During the massive reconstruction efforts in the aftermath of the hurricanes that struck the Southeast and Gulf Coast regions of the United States in 2004 and 2005, a shortage of American-made drywall caused contractors and distributors to look to foreign suppliers. From 2006 to the present, at least 550 million pounds of Chinese-made drywall were imported into the United States. The imported drywall may have been used in as many as 100,000 homes nationwide. While the largest concentrations of imported drywall can be found in Florida and other Southeastern states, it is believed that the imported drywall has made its way into Minnesota.

Homeowners are now alleging that the Chinese-made drywall is defective. Over the last several months, more than 100 lawsuits have been filed in state and federal courts around the United States relating to the drywall. In addition, since December 2008, the U.S. Consumer Product Safety Commission has received 365 complaints from residents in 18 states. It is claimed that abnormally high levels of sulfur and other organic compounds in the drywall cause it to emit gases when exposed to heat and humidity. These gases allegedly cause respiratory and other health problems in humans and corrode air-conditioner coils, appliances, electrical systems and other metal components in homes.

While the claims are currently focused in the Southeast, claims have also been made in other regions of the United States. It is believed that the problems associated with the drywall may take longer to develop in areas with cooler, drier climates. If you believe you may have exposure to claims relating to defective Chinese-made drywall, as a contractor or supplier, consider the following:

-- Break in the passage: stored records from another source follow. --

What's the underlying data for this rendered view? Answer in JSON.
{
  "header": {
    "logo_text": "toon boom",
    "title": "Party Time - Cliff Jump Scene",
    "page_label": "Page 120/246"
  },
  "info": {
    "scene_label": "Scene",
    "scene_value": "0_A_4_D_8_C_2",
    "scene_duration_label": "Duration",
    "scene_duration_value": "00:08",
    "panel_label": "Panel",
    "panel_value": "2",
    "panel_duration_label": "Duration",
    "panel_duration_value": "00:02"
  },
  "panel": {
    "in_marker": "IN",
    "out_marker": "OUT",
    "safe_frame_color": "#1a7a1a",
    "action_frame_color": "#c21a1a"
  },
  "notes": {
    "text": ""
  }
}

  • Be aware that documents generated in connection with an investigation that you conduct on your own may at some point be discoverable in a lawsuit. Be thoughtful about your internal and external communications on these issues and the fact that a letter or e-mail you send today might at some point be a plaintiff’s Exhibit A to the jury.
  • Consider identifying the subcontractors and/or suppliers that may be responsible for installing and/or supplying the allegedly defective drywall. Review the contract documents relating to these subcontractors/suppliers and evaluate your ability to pursue these parties and/or the drywall manufacturers in the event of a claim.
  • If you learn that defective drywall was installed, consider your obligations to notify the owner and mitigate damages. If the health effects from prolonged exposure to defective drywall are serious and you decide to say nothing, there may be serious legal consequences. Also, if you receive notice of a claim, but decide to do nothing, the property damage may get progressively worse. An insurer may not cover costs associated with damages you could have prevented.
  • Consider reviewing your insurance policies to determine available coverage and any potential obstacles to obtaining coverage. If you learn that you may have potential exposure for defective drywall claims, consider whether you have an obligation to put your insurers on notice. Some insurance policies require notice of claims and potential claims.